One of the boats with three SFYC ISAF trained crew aboard had a MOB off Pigeon Point and recovered the person in 5 minutes. They credit the training to safely recovering the MOB. Brought a smile to my face and makes all the volunteer hours well worth it.

Aldo Alessio

May 20, 2013   

Racing Yacht Management clients filled the podium at Aldo Alessio Regatta in SF. Well done Adam, Shannon, Barry, Steve, Bruce, Rolf. What RYM did on the boats made no difference to their winning ways that is for sure.

I was aboard a new client TNT in the IRC division. IRC seems to be struggling in the Bay and has been for some time so we were all lumped into one class.

Three bridge fiasco

January 31, 2013   

It has been a while I know. Anyways last weekend I took the moore 24 out for the second time since 2009 and did the three bridge fiasco. There were over 300 boats out there. I drove the start and Matt took the helm at blackhaller as it was easier for me to run around doing the deck work. It was the first time Matt had sailed in three years and I need to learn how to sail my boat again that is for sure. Normally the wind dies on this race and I am the furthest away from the finish line going around in circles however we saw up to 20 knots and finished early afternoon which is unheard of. Guess I didn’t need all that petrol for the outboard. See below for a timelapse taken


Sailing a classic

December 2, 2012   

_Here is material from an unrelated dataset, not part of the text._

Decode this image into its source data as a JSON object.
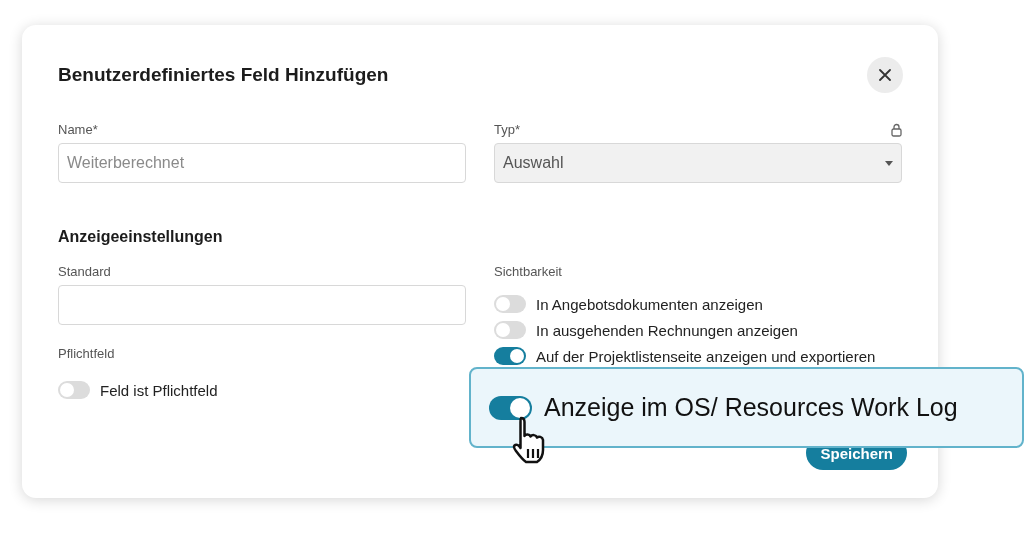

I was asked by a friend (Paige) to sail on Dorade a yacht designed in 1929 by Olin Stephens of Sparkman and Stephens and built 1929–1930 by the Minneford Yacht Yard in City Island, New York. We raced in the Golden Gate midwinters off the city front.

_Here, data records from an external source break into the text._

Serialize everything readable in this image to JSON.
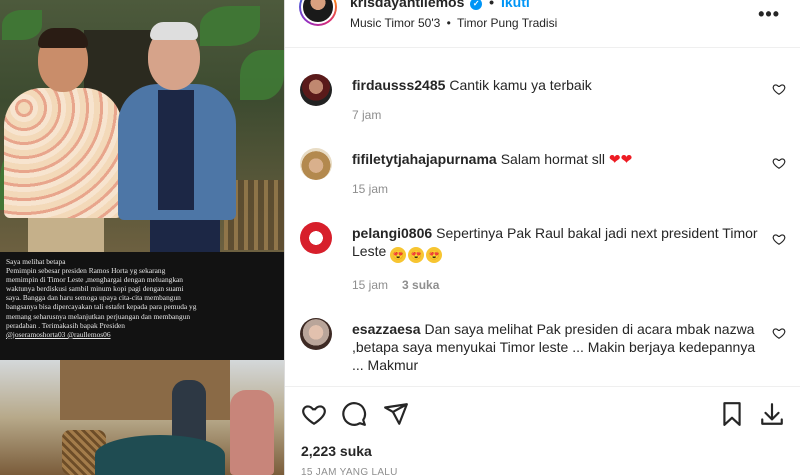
{
  "header": {
    "username": "krisdayantilemos",
    "follow_label": "Ikuti",
    "dot": "•",
    "audio": "Music Timor 50'3",
    "location": "Timor Pung Tradisi",
    "more": "•••"
  },
  "post": {
    "caption": "Saya melihat betapa\nPemimpin sebesar presiden Ramos Horta yg sekarang\nmemimpin di Timor Leste ,menghargai dengan meluangkan\nwaktunya berdiskusi sambil minum kopi pagi dengan suami\nsaya. Bangga dan haru semoga upaya cita-cita membangun\nbangsanya bisa dipercayakan tali estafet kepada para pemuda yg\nmemang seharusnya melanjutkan perjuangan dan membangun\nperadaban . Terimakasih bapak Presiden",
    "caption_tags": "@joseramoshorta03 @raullemos06"
  },
  "comments": [
    {
      "username": "firdausss2485",
      "text": "Cantik kamu ya terbaik",
      "time": "7 jam",
      "likes": ""
    },
    {
      "username": "fifiletytjahajapurnama",
      "text": "Salam hormat sll",
      "emoji": [
        "❤",
        "❤"
      ],
      "time": "15 jam",
      "likes": ""
    },
    {
      "username": "pelangi0806",
      "text": "Sepertinya Pak Raul bakal jadi next president Timor Leste",
      "emoji": [
        "😍",
        "😍",
        "😍"
      ],
      "time": "15 jam",
      "likes": "3 suka"
    },
    {
      "username": "esazzaesa",
      "text": "Dan saya melihat Pak presiden di acara mbak nazwa ,betapa saya menyukai Timor leste ... Makin berjaya kedepannya ... Makmur",
      "time": "",
      "likes": ""
    }
  ],
  "footer": {
    "likes": "2,223 suka",
    "timestamp": "15 JAM YANG LALU"
  },
  "colors": {
    "accent": "#0095f6",
    "text": "#262626",
    "muted": "#8e8e8e",
    "heart_red": "#ed1c24"
  },
  "icons": [
    "verified-icon",
    "more-icon",
    "heart-outline-icon",
    "comment-icon",
    "share-icon",
    "bookmark-icon",
    "download-icon"
  ]
}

It was a miserable morning the fog was thick and it was raining as I crossed the bridge. However, it cleared up into a beautiful afternoon with 15 knots.

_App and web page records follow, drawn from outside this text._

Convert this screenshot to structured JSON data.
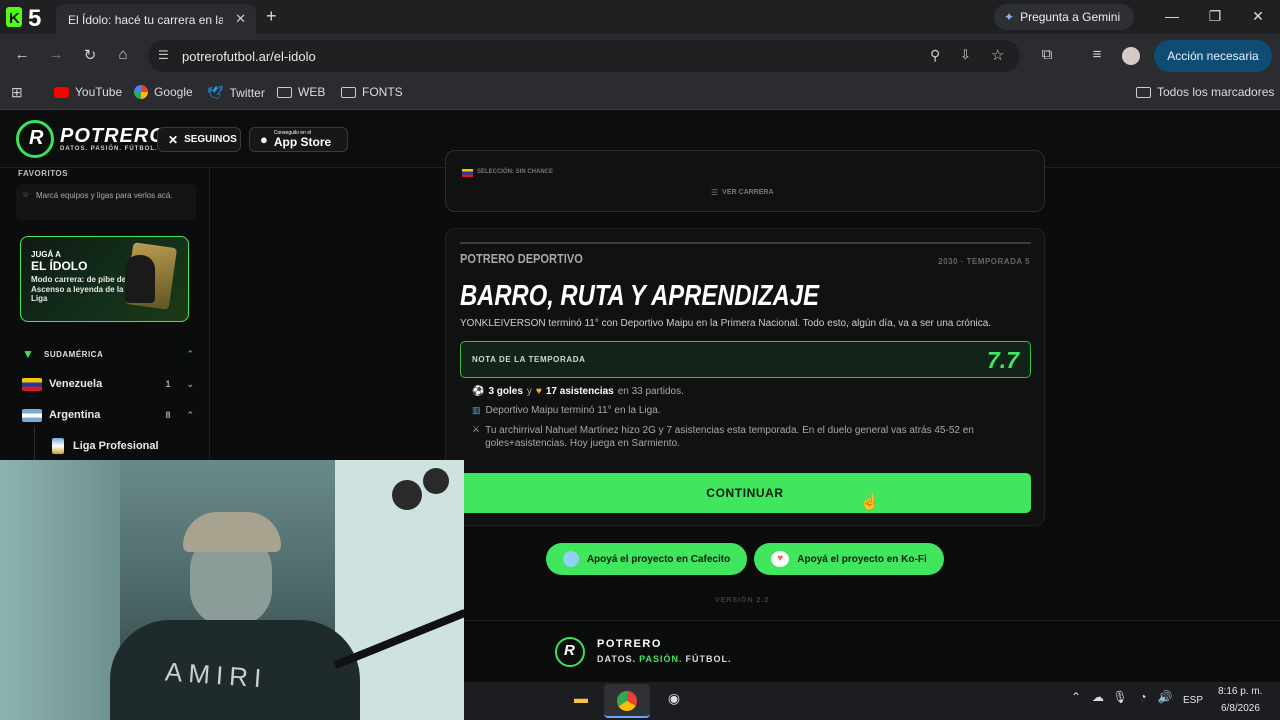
{
  "browser": {
    "tab_title": "El Ídolo: hacé tu carrera en la Liga",
    "new_tab": "+",
    "gemini_label": "Pregunta a Gemini",
    "url": "potrerofutbol.ar/el-idolo",
    "action_label": "Acción necesaria",
    "bookmarks": [
      "YouTube",
      "Google",
      "Twitter",
      "WEB",
      "FONTS"
    ],
    "all_bookmarks": "Todos los marcadores"
  },
  "site": {
    "brand": "POTRERO",
    "tagline": "DATOS. PASIÓN. FÚTBOL.",
    "follow_label": "SEGUINOS",
    "appstore_small": "Conseguilo en el",
    "appstore_label": "App Store"
  },
  "sidebar": {
    "favorites_title": "FAVORITOS",
    "favorites_hint": "Marcá equipos y ligas para verlos acá.",
    "promo_line1": "JUGÁ A",
    "promo_line2": "EL ÍDOLO",
    "promo_desc": "Modo carrera: de pibe del Ascenso a leyenda de la Liga",
    "region": "SUDAMÉRICA",
    "countries": [
      {
        "name": "Venezuela",
        "count": "1"
      },
      {
        "name": "Argentina",
        "count": "8"
      }
    ],
    "league": "Liga Profesional"
  },
  "prev_card": {
    "selection": "SELECCIÓN: SIN CHANCE",
    "view_career": "VER CARRERA"
  },
  "season_card": {
    "kicker": "POTRERO DEPORTIVO",
    "meta": "2030 · TEMPORADA 5",
    "headline": "BARRO, RUTA Y APRENDIZAJE",
    "subtitle": "YONKLEIVERSON terminó 11° con Deportivo Maipu en la Primera Nacional. Todo esto, algún día, va a ser una crónica.",
    "rating_label": "NOTA DE LA TEMPORADA",
    "rating_value": "7.7",
    "goals": "3 goles",
    "y": "y",
    "assists": "17 asistencias",
    "matches": "en 33 partidos.",
    "finish": "Deportivo Maipu terminó 11° en la Liga.",
    "rival": "Tu archirrival Nahuel Martínez hizo 2G y 7 asistencias esta temporada. En el duelo general vas atrás 45-52 en goles+asistencias. Hoy juega en Sarmiento.",
    "continue": "CONTINUAR"
  },
  "support": {
    "cafecito": "Apoyá el proyecto en Cafecito",
    "kofi": "Apoyá el proyecto en Ko-Fi",
    "version": "VERSIÓN 2.2"
  },
  "footer": {
    "brand": "POTRERO",
    "tagline_a": "DATOS.",
    "tagline_b": "PASIÓN.",
    "tagline_c": "FÚTBOL."
  },
  "taskbar": {
    "lang": "ESP",
    "time": "8:16 p. m.",
    "date": "6/8/2026"
  },
  "colors": {
    "accent": "#3fe65e",
    "background": "#0b0d0c"
  }
}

An interesting boat to sail bit different to what I am use to – lots of varnish and quite narrow for her length. The boat is heavy so it carries it’s way and takes a while to start changing direction after the helm has been put down.

Friday nights finished up

September 3, 2012   

I was invited by Glen and Gaby picture above (all pictures by Joy Stortz) to sail this summer of Friday nights. So when I got a chance I jumped aboard Q. Q is a stunning boat which is custom designed by my favourite yacht designer Carl Schumacher and was built in NZ.

Last friday was our last night and Glen let me helm the last part of the race which was really fun as the boat is so much fun to sail. We sail Friday nights with no spinnaker and a self tacking Jib boom.

The course normally takes us up to the golden gate and then back down towards Angel Island before heading back across Racoon Straits and the finish off Corinthian YC.

Some nights the fog rolls in and as the sun sets it creates a silver lining for the clouds. Beautiful.

On the way back in after another podium position for the weekly dinner at SFYC. I am looking forward to next year already!

It was such fun to be home enough to do this weekly racing with the team on Q.



Independence Cup

July 5, 2012   

It was an odd halt to the week with 4th of July on Wednesday! On tuesday I met up with the potluck crowd at the Marin County Fair grounds to listen to a reggae band and watch the fireworks. I didn’t go and see the animals which I should have. Just a great time to catch up with friends and share the frustrations I have had over the last week including my rigging tools being stolen out of the back of my truck around $1350 worth of gear.

On the 4th we sailed in the Independence Cup on Tina’s Cal 20 Fjordling and aced the first start.

Ended up being 3rd in spinnaker division. It was typical July windy conditions mid 20’s all day and two pretty long races. Afterwards it was time to hang out with Trevor, Jess and Tristan in Sausalito and to watch the proper fireworks. Very different to a year ago when I was setting off flares in South Georgia with the reflection off the sea ice. I used my Royal Ocean Racing Club card to get reciprocity into the Sausalito Yacht Club so we had front row seats with the barge just off the deck without having to deal with the crowds at the waterfront. The SYC was in full party mode. The fireworks in the city were stunning and I think even better from Marin as it was possible to see both displays synchronized at once. Only a few reached the fog layer 🙂